| DATASET ENTRIES |
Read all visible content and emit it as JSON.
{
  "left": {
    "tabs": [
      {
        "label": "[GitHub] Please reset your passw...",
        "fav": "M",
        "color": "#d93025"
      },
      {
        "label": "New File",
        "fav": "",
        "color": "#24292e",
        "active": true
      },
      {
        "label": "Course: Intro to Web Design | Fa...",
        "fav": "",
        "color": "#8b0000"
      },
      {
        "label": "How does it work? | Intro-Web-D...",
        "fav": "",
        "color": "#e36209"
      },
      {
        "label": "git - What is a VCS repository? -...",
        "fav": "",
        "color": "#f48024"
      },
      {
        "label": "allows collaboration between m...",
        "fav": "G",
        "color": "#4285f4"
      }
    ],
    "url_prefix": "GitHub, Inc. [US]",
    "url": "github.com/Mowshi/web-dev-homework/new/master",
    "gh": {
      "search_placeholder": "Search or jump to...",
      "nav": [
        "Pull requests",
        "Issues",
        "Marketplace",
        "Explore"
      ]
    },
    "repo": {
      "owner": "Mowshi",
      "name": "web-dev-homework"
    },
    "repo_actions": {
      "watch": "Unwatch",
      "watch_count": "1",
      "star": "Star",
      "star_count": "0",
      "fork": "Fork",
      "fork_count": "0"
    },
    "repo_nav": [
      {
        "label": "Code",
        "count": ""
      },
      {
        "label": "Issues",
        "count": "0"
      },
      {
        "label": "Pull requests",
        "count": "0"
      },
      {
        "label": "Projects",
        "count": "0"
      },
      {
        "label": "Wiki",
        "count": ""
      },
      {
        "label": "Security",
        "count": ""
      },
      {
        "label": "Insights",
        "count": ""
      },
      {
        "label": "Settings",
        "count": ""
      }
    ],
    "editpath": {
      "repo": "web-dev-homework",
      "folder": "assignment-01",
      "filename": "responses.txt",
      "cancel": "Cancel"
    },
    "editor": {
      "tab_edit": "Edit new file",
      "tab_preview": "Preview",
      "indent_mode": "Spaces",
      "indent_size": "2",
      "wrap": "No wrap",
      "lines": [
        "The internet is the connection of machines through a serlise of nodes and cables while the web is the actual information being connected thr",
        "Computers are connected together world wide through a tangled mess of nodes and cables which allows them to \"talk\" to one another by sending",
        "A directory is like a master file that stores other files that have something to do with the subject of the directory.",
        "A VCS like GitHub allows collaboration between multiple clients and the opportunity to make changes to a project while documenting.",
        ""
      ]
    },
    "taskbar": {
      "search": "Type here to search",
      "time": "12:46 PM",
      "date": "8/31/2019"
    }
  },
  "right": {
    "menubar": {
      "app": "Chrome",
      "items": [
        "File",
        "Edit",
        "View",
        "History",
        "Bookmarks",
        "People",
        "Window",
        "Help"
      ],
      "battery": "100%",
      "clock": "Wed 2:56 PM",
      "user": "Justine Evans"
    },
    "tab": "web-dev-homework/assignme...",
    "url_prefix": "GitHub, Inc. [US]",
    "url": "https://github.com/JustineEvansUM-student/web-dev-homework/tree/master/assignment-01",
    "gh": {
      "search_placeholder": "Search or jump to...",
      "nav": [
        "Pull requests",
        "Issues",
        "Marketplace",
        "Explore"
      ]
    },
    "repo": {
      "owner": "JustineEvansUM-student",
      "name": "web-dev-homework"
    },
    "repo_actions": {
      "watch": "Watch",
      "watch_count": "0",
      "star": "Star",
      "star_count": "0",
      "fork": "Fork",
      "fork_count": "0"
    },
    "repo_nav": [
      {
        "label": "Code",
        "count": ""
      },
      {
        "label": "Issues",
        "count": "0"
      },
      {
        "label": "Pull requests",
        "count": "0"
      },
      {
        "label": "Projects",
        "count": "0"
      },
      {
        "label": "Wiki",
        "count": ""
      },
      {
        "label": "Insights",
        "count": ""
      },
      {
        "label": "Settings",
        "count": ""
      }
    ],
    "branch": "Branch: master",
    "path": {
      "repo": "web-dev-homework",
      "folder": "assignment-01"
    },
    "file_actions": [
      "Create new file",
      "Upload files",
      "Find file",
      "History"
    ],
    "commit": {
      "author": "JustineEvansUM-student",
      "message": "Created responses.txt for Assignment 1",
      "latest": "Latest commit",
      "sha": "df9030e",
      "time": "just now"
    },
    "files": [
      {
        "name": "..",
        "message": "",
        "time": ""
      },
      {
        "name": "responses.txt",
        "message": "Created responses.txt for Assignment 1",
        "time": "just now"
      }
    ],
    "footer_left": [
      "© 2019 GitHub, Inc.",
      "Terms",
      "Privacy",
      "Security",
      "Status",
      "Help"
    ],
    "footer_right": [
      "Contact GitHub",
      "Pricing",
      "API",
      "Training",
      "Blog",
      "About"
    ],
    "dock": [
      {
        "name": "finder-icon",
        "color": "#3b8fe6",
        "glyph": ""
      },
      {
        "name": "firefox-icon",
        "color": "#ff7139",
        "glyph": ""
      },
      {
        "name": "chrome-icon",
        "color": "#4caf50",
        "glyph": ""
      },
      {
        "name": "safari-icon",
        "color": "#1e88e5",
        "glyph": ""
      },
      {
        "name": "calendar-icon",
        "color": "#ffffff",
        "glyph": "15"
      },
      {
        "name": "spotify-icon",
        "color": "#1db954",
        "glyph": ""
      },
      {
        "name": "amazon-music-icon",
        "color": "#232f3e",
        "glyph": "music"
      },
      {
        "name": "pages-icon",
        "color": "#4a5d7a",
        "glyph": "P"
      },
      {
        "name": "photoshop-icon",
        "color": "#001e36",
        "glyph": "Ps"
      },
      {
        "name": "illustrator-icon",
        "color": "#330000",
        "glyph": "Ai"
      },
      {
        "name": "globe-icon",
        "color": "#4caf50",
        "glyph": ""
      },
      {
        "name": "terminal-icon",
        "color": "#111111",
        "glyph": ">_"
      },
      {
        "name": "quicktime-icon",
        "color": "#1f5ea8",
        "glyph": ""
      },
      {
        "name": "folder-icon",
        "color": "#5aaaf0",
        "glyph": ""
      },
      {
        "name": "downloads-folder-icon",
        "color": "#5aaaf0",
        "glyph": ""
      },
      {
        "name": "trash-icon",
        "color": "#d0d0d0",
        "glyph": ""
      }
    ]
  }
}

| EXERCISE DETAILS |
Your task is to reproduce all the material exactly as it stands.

| SOLUTION FOR THIS EXERCISE |
Read all visible content and emit it as JSON.
{
  "left": {
    "tabs": [
      {
        "label": "[GitHub] Please reset your passw...",
        "fav": "M",
        "color": "#d93025"
      },
      {
        "label": "New File",
        "fav": "",
        "color": "#24292e",
        "active": true
      },
      {
        "label": "Course: Intro to Web Design | Fa...",
        "fav": "",
        "color": "#8b0000"
      },
      {
        "label": "How does it work? | Intro-Web-D...",
        "fav": "",
        "color": "#e36209"
      },
      {
        "label": "git - What is a VCS repository? -...",
        "fav": "",
        "color": "#f48024"
      },
      {
        "label": "allows collaboration between m...",
        "fav": "G",
        "color": "#4285f4"
      }
    ],
    "url_prefix": "GitHub, Inc. [US]",
    "url": "github.com/Mowshi/web-dev-homework/new/master",
    "gh": {
      "search_placeholder": "Search or jump to...",
      "nav": [
        "Pull requests",
        "Issues",
        "Marketplace",
        "Explore"
      ]
    },
    "repo": {
      "owner": "Mowshi",
      "name": "web-dev-homework"
    },
    "repo_actions": {
      "watch": "Unwatch",
      "watch_count": "1",
      "star": "Star",
      "star_count": "0",
      "fork": "Fork",
      "fork_count": "0"
    },
    "repo_nav": [
      {
        "label": "Code",
        "count": ""
      },
      {
        "label": "Issues",
        "count": "0"
      },
      {
        "label": "Pull requests",
        "count": "0"
      },
      {
        "label": "Projects",
        "count": "0"
      },
      {
        "label": "Wiki",
        "count": ""
      },
      {
        "label": "Security",
        "count": ""
      },
      {
        "label": "Insights",
        "count": ""
      },
      {
        "label": "Settings",
        "count": ""
      }
    ],
    "editpath": {
      "repo": "web-dev-homework",
      "folder": "assignment-01",
      "filename": "responses.txt",
      "cancel": "Cancel"
    },
    "editor": {
      "tab_edit": "Edit new file",
      "tab_preview": "Preview",
      "indent_mode": "Spaces",
      "indent_size": "2",
      "wrap": "No wrap",
      "lines": [
        "The internet is the connection of machines through a serlise of nodes and cables while the web is the actual information being connected thr",
        "Computers are connected together world wide through a tangled mess of nodes and cables which allows them to \"talk\" to one another by sending",
        "A directory is like a master file that stores other files that have something to do with the subject of the directory.",
        "A VCS like GitHub allows collaboration between multiple clients and the opportunity to make changes to a project while documenting.",
        ""
      ]
    },
    "taskbar": {
      "search": "Type here to search",
      "time": "12:46 PM",
      "date": "8/31/2019"
    }
  },
  "right": {
    "menubar": {
      "app": "Chrome",
      "items": [
        "File",
        "Edit",
        "View",
        "History",
        "Bookmarks",
        "People",
        "Window",
        "Help"
      ],
      "battery": "100%",
      "clock": "Wed 2:56 PM",
      "user": "Justine Evans"
    },
    "tab": "web-dev-homework/assignme...",
    "url_prefix": "GitHub, Inc. [US]",
    "url": "https://github.com/JustineEvansUM-student/web-dev-homework/tree/master/assignment-01",
    "gh": {
      "search_placeholder": "Search or jump to...",
      "nav": [
        "Pull requests",
        "Issues",
        "Marketplace",
        "Explore"
      ]
    },
    "repo": {
      "owner": "JustineEvansUM-student",
      "name": "web-dev-homework"
    },
    "repo_actions": {
      "watch": "Watch",
      "watch_count": "0",
      "star": "Star",
      "star_count": "0",
      "fork": "Fork",
      "fork_count": "0"
    },
    "repo_nav": [
      {
        "label": "Code",
        "count": ""
      },
      {
        "label": "Issues",
        "count": "0"
      },
      {
        "label": "Pull requests",
        "count": "0"
      },
      {
        "label": "Projects",
        "count": "0"
      },
      {
        "label": "Wiki",
        "count": ""
      },
      {
        "label": "Insights",
        "count": ""
      },
      {
        "label": "Settings",
        "count": ""
      }
    ],
    "branch": "Branch: master",
    "path": {
      "repo": "web-dev-homework",
      "folder": "assignment-01"
    },
    "file_actions": [
      "Create new file",
      "Upload files",
      "Find file",
      "History"
    ],
    "commit": {
      "author": "JustineEvansUM-student",
      "message": "Created responses.txt for Assignment 1",
      "latest": "Latest commit",
      "sha": "df9030e",
      "time": "just now"
    },
    "files": [
      {
        "name": "..",
        "message": "",
        "time": ""
      },
      {
        "name": "responses.txt",
        "message": "Created responses.txt for Assignment 1",
        "time": "just now"
      }
    ],
    "footer_left": [
      "© 2019 GitHub, Inc.",
      "Terms",
      "Privacy",
      "Security",
      "Status",
      "Help"
    ],
    "footer_right": [
      "Contact GitHub",
      "Pricing",
      "API",
      "Training",
      "Blog",
      "About"
    ],
    "dock": [
      {
        "name": "finder-icon",
        "color": "#3b8fe6",
        "glyph": ""
      },
      {
        "name": "firefox-icon",
        "color": "#ff7139",
        "glyph": ""
      },
      {
        "name": "chrome-icon",
        "color": "#4caf50",
        "glyph": ""
      },
      {
        "name": "safari-icon",
        "color": "#1e88e5",
        "glyph": ""
      },
      {
        "name": "calendar-icon",
        "color": "#ffffff",
        "glyph": "15"
      },
      {
        "name": "spotify-icon",
        "color": "#1db954",
        "glyph": ""
      },
      {
        "name": "amazon-music-icon",
        "color": "#232f3e",
        "glyph": "music"
      },
      {
        "name": "pages-icon",
        "color": "#4a5d7a",
        "glyph": "P"
      },
      {
        "name": "photoshop-icon",
        "color": "#001e36",
        "glyph": "Ps"
      },
      {
        "name": "illustrator-icon",
        "color": "#330000",
        "glyph": "Ai"
      },
      {
        "name": "globe-icon",
        "color": "#4caf50",
        "glyph": ""
      },
      {
        "name": "terminal-icon",
        "color": "#111111",
        "glyph": ">_"
      },
      {
        "name": "quicktime-icon",
        "color": "#1f5ea8",
        "glyph": ""
      },
      {
        "name": "folder-icon",
        "color": "#5aaaf0",
        "glyph": ""
      },
      {
        "name": "downloads-folder-icon",
        "color": "#5aaaf0",
        "glyph": ""
      },
      {
        "name": "trash-icon",
        "color": "#d0d0d0",
        "glyph": ""
      }
    ]
  }
}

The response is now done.